Sramana: So, it’s the usual adoption cycle. I think we’re still at that early adopter phase of these technologies.
Markos: Yes, definitely. People get concerned. They say, “Wait a minute. We don’t want the business being disturbed by all these things.” So, they don’t have to be disturbed, but it’s a case of you need to think about how you implement it. You need to think about under what circumstances do crowd sourced communities work? For what types of requests, what types of support? It’s not for everything, but it’s for some things. People need to take a step back and think about how it would work in their environments.
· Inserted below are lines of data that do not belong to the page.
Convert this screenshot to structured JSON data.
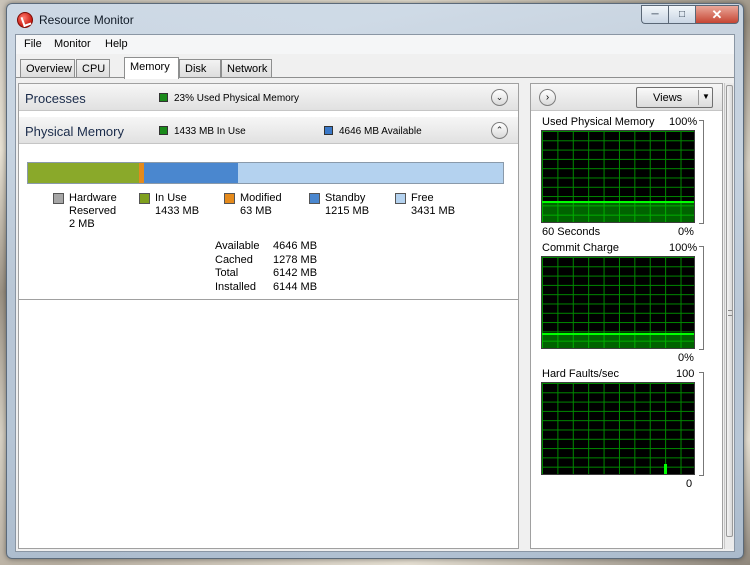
{
  "window": {
    "title": "Resource Monitor",
    "minimize_glyph": "─",
    "maximize_glyph": "□",
    "close_glyph": "✕"
  },
  "menu": [
    "File",
    "Monitor",
    "Help"
  ],
  "tabs": [
    {
      "label": "Overview",
      "active": false
    },
    {
      "label": "CPU",
      "active": false
    },
    {
      "label": "Memory",
      "active": true
    },
    {
      "label": "Disk",
      "active": false
    },
    {
      "label": "Network",
      "active": false
    }
  ],
  "processes": {
    "title": "Processes",
    "indicator": "23% Used Physical Memory",
    "indicator_color": "#1a8a1a",
    "expander": "⌄"
  },
  "physical_memory": {
    "title": "Physical Memory",
    "in_use_indicator": "1433 MB In Use",
    "available_indicator": "4646 MB Available",
    "in_use_color": "#1a8a1a",
    "available_color": "#3a78c8",
    "collapser": "⌃",
    "bar_segments_mb": [
      {
        "name": "Hardware Reserved",
        "mb": 2,
        "color": "#a6a6a6"
      },
      {
        "name": "In Use",
        "mb": 1433,
        "color": "#8aa92a"
      },
      {
        "name": "Modified",
        "mb": 63,
        "color": "#e58a1c"
      },
      {
        "name": "Standby",
        "mb": 1215,
        "color": "#4a87cf"
      },
      {
        "name": "Free",
        "mb": 3431,
        "color": "#b4d2ef"
      }
    ],
    "legend": [
      {
        "label": "Hardware",
        "label2": "Reserved",
        "value": "2 MB",
        "color": "#a6a6a6"
      },
      {
        "label": "In Use",
        "label2": "",
        "value": "1433 MB",
        "color": "#7fa01e"
      },
      {
        "label": "Modified",
        "label2": "",
        "value": "63 MB",
        "color": "#e58a1c"
      },
      {
        "label": "Standby",
        "label2": "",
        "value": "1215 MB",
        "color": "#4a87cf"
      },
      {
        "label": "Free",
        "label2": "",
        "value": "3431 MB",
        "color": "#b4d2ef"
      }
    ],
    "summary": [
      {
        "label": "Available",
        "value": "4646 MB"
      },
      {
        "label": "Cached",
        "value": "1278 MB"
      },
      {
        "label": "Total",
        "value": "6142 MB"
      },
      {
        "label": "Installed",
        "value": "6144 MB"
      }
    ]
  },
  "right_pane": {
    "expand_glyph": "›",
    "views_label": "Views",
    "views_caret": "▼",
    "graphs": [
      {
        "title": "Used Physical Memory",
        "max": "100%",
        "min": "0%",
        "footer": "60 Seconds",
        "fill_fraction": 0.23
      },
      {
        "title": "Commit Charge",
        "max": "100%",
        "min": "0%",
        "footer": "",
        "fill_fraction": 0.17
      },
      {
        "title": "Hard Faults/sec",
        "max": "100",
        "min": "0",
        "footer": "",
        "fill_fraction": 0.0
      }
    ]
  }
}
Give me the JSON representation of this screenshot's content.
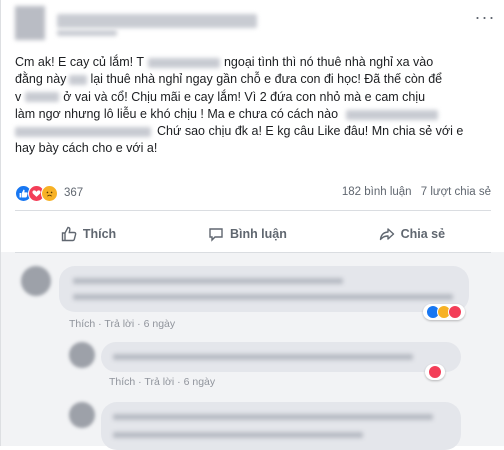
{
  "post": {
    "lines": [
      {
        "a": "Cm ak! E cay củ lắm! T",
        "b": "ngoại tình thì nó thuê nhà nghỉ xa vào"
      },
      {
        "a": "đằng này",
        "b": "lại thuê nhà nghỉ ngay gần chỗ e đưa con đi học! Đã thế còn để"
      },
      {
        "a": "v",
        "b": "ở vai và cổ! Chịu mãi e cay lắm! Vì 2 đứa con nhỏ mà e cam chịu"
      },
      {
        "a": "làm ngơ nhưng lô liễu e khó chịu ! Ma e chưa có cách nào",
        "b": ""
      },
      {
        "a": "",
        "b": "Chứ sao chịu đk a! E kg câu Like đâu! Mn chia sẻ với e"
      },
      {
        "a": "hay bày cách cho e với a!",
        "b": ""
      }
    ]
  },
  "reactions": {
    "count": "367",
    "comments": "182 bình luận",
    "shares": "7 lượt chia sẻ",
    "colors": {
      "like": "#1877f2",
      "love": "#f33e58",
      "sad": "#f7b125"
    }
  },
  "actions": {
    "like": "Thích",
    "comment": "Bình luận",
    "share": "Chia sẻ"
  },
  "comment_meta": {
    "like": "Thích",
    "reply": "Trả lời",
    "time": "6 ngày"
  }
}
Sramana: Yes. That’s an interesting point because when you’re doing crowd sourced support in an environment where a business uses customers in the crowd sourced support mode, they don’t really care. They let whichever customer that wants to do it, do it. But in the case of crowd sourced support in an IT business, the business has some decisions and policy calls to make, like how much time do they want business people to spend supporting IT issues?
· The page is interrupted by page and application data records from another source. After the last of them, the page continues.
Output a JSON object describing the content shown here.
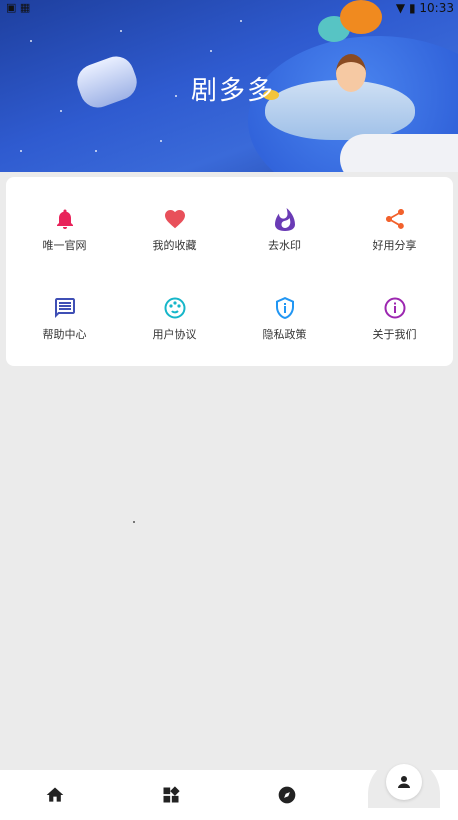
{
  "status_bar": {
    "time": "10:33"
  },
  "hero": {
    "title": "剧多多"
  },
  "menu": [
    {
      "label": "唯一官网",
      "icon": "bell-icon",
      "color": "#e8235a"
    },
    {
      "label": "我的收藏",
      "icon": "heart-icon",
      "color": "#e8505a"
    },
    {
      "label": "去水印",
      "icon": "flame-icon",
      "color": "#6a3bb5"
    },
    {
      "label": "好用分享",
      "icon": "share-icon",
      "color": "#f2612c"
    },
    {
      "label": "帮助中心",
      "icon": "message-icon",
      "color": "#3f4fb5"
    },
    {
      "label": "用户协议",
      "icon": "palette-icon",
      "color": "#16b6c9"
    },
    {
      "label": "隐私政策",
      "icon": "shield-info-icon",
      "color": "#2196f3"
    },
    {
      "label": "关于我们",
      "icon": "info-icon",
      "color": "#9c27b0"
    }
  ],
  "bottom_nav": [
    {
      "icon": "home-icon"
    },
    {
      "icon": "widgets-icon"
    },
    {
      "icon": "compass-icon"
    },
    {
      "icon": "person-icon"
    }
  ]
}
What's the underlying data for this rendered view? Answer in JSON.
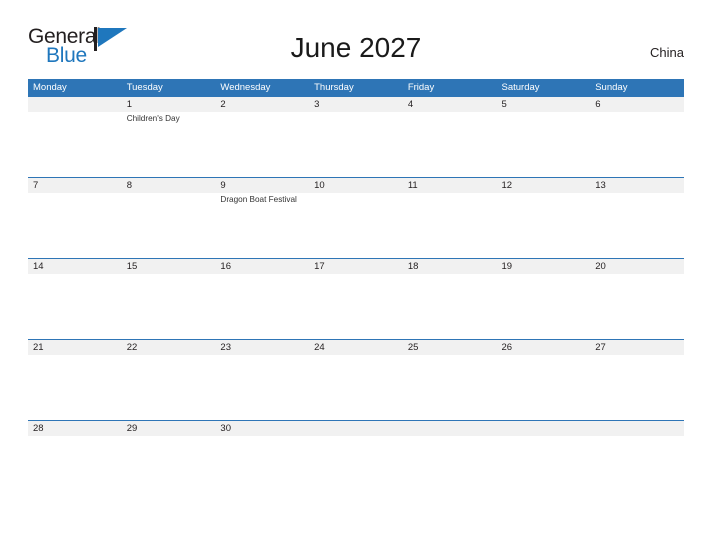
{
  "brand": {
    "name_part1": "General",
    "name_part2": "Blue",
    "flag_icon": "blue-flag-triangle-icon",
    "accent_color": "#1f77bd"
  },
  "header": {
    "title": "June 2027",
    "country": "China"
  },
  "calendar": {
    "month": "June",
    "year": "2027",
    "header_color": "#2e75b6",
    "date_band_color": "#f1f1f1",
    "weekdays": [
      "Monday",
      "Tuesday",
      "Wednesday",
      "Thursday",
      "Friday",
      "Saturday",
      "Sunday"
    ],
    "weeks": [
      {
        "days": [
          {
            "date": "",
            "events": []
          },
          {
            "date": "1",
            "events": [
              "Children's Day"
            ]
          },
          {
            "date": "2",
            "events": []
          },
          {
            "date": "3",
            "events": []
          },
          {
            "date": "4",
            "events": []
          },
          {
            "date": "5",
            "events": []
          },
          {
            "date": "6",
            "events": []
          }
        ]
      },
      {
        "days": [
          {
            "date": "7",
            "events": []
          },
          {
            "date": "8",
            "events": []
          },
          {
            "date": "9",
            "events": [
              "Dragon Boat Festival"
            ]
          },
          {
            "date": "10",
            "events": []
          },
          {
            "date": "11",
            "events": []
          },
          {
            "date": "12",
            "events": []
          },
          {
            "date": "13",
            "events": []
          }
        ]
      },
      {
        "days": [
          {
            "date": "14",
            "events": []
          },
          {
            "date": "15",
            "events": []
          },
          {
            "date": "16",
            "events": []
          },
          {
            "date": "17",
            "events": []
          },
          {
            "date": "18",
            "events": []
          },
          {
            "date": "19",
            "events": []
          },
          {
            "date": "20",
            "events": []
          }
        ]
      },
      {
        "days": [
          {
            "date": "21",
            "events": []
          },
          {
            "date": "22",
            "events": []
          },
          {
            "date": "23",
            "events": []
          },
          {
            "date": "24",
            "events": []
          },
          {
            "date": "25",
            "events": []
          },
          {
            "date": "26",
            "events": []
          },
          {
            "date": "27",
            "events": []
          }
        ]
      },
      {
        "days": [
          {
            "date": "28",
            "events": []
          },
          {
            "date": "29",
            "events": []
          },
          {
            "date": "30",
            "events": []
          },
          {
            "date": "",
            "events": []
          },
          {
            "date": "",
            "events": []
          },
          {
            "date": "",
            "events": []
          },
          {
            "date": "",
            "events": []
          }
        ]
      }
    ]
  }
}
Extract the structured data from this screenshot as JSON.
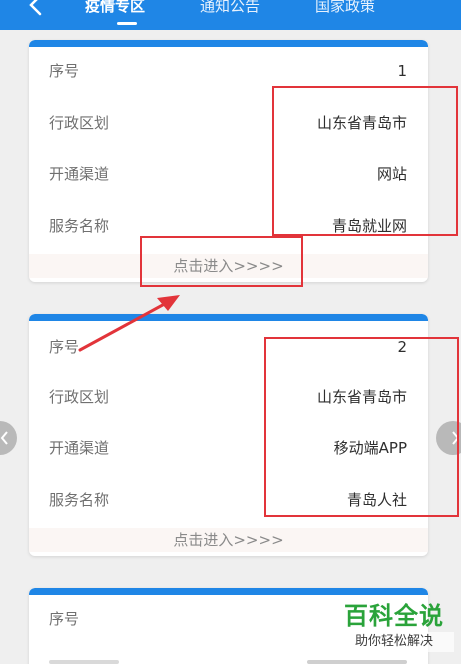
{
  "header": {
    "tabs": [
      {
        "label": "疫情专区",
        "active": true
      },
      {
        "label": "通知公告",
        "active": false
      },
      {
        "label": "国家政策",
        "active": false
      }
    ]
  },
  "cards": [
    {
      "rows": [
        {
          "label": "序号",
          "value": "1"
        },
        {
          "label": "行政区划",
          "value": "山东省青岛市"
        },
        {
          "label": "开通渠道",
          "value": "网站"
        },
        {
          "label": "服务名称",
          "value": "青岛就业网"
        }
      ],
      "enter": "点击进入>>>>"
    },
    {
      "rows": [
        {
          "label": "序号",
          "value": "2"
        },
        {
          "label": "行政区划",
          "value": "山东省青岛市"
        },
        {
          "label": "开通渠道",
          "value": "移动端APP"
        },
        {
          "label": "服务名称",
          "value": "青岛人社"
        }
      ],
      "enter": "点击进入>>>>"
    },
    {
      "rows": [
        {
          "label": "序号",
          "value": ""
        }
      ]
    }
  ],
  "colors": {
    "primary": "#1f86e6",
    "annotation": "#e2343a",
    "watermark": "#2aa33a"
  },
  "icons": [
    "back-arrow-icon",
    "chevron-left-icon",
    "chevron-right-icon"
  ],
  "watermark": {
    "title": "百科全说",
    "subtitle": "助你轻松解决"
  }
}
Markos: Exactly. That becomes a question for what types of issues do you want to be able to be crowd sourced? And which people do you want to allow access to contribute to crowd sourcing? Also, when you’re rolling out any kind of new service like that, what’s the training and education and awareness program that you have around it? You want to get it right from the beginning. There’s more to consider, you’re right.
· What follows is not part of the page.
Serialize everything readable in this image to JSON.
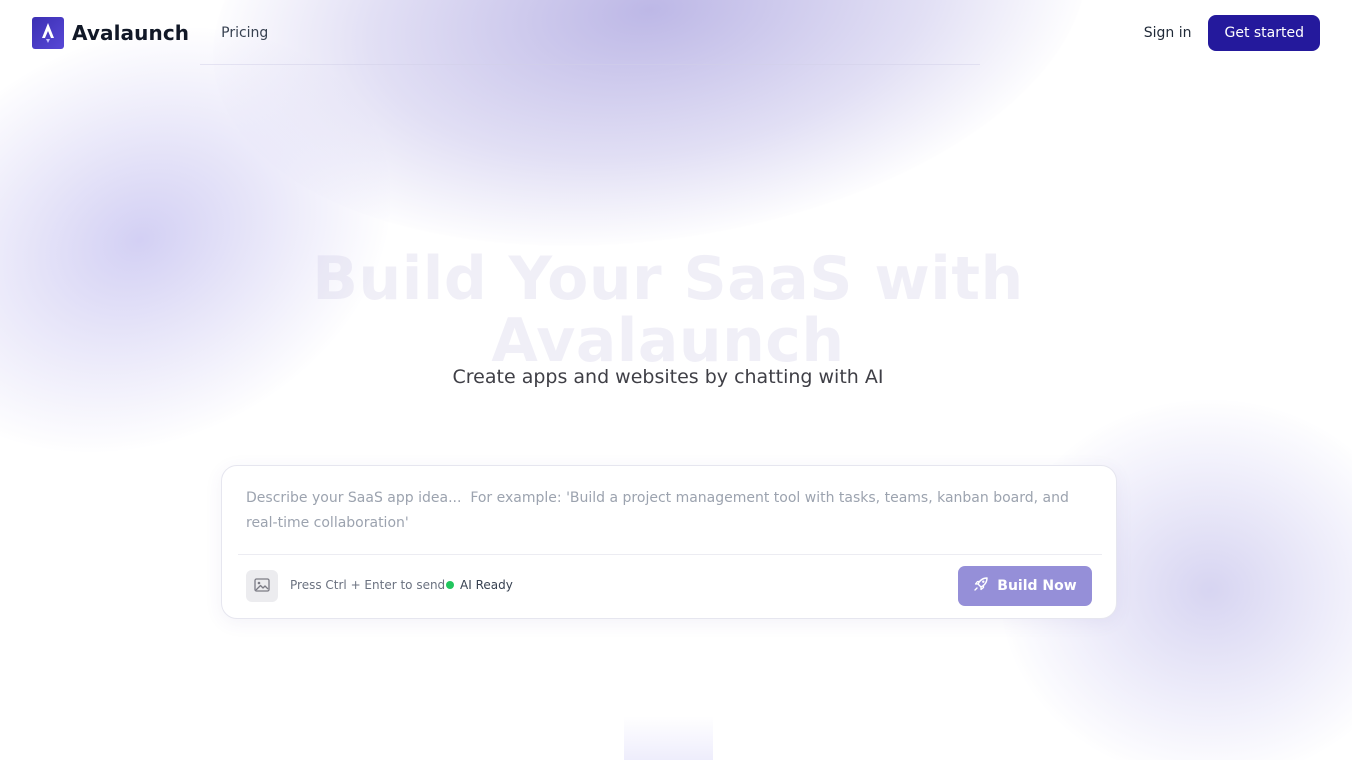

Sramana: OK. Is there anything else that you’d like to discuss?
Markos: The only other thing that I’d like to talk about is we do integrate with the other social media portals, like Chatter on Salesforce.com, SharePoint, Yammer, Jive and things of that sort. This is more for IT PR. So, if you want to market it, market the services of IT, and you want to communicate things to the business, we have the ability within the system to publish to those social media portals automatically with messages, notifications, updates and things like that.
Sramana: OK. Very good. Thank you for talking to me.
Markos: Thank you. Nice to meet you.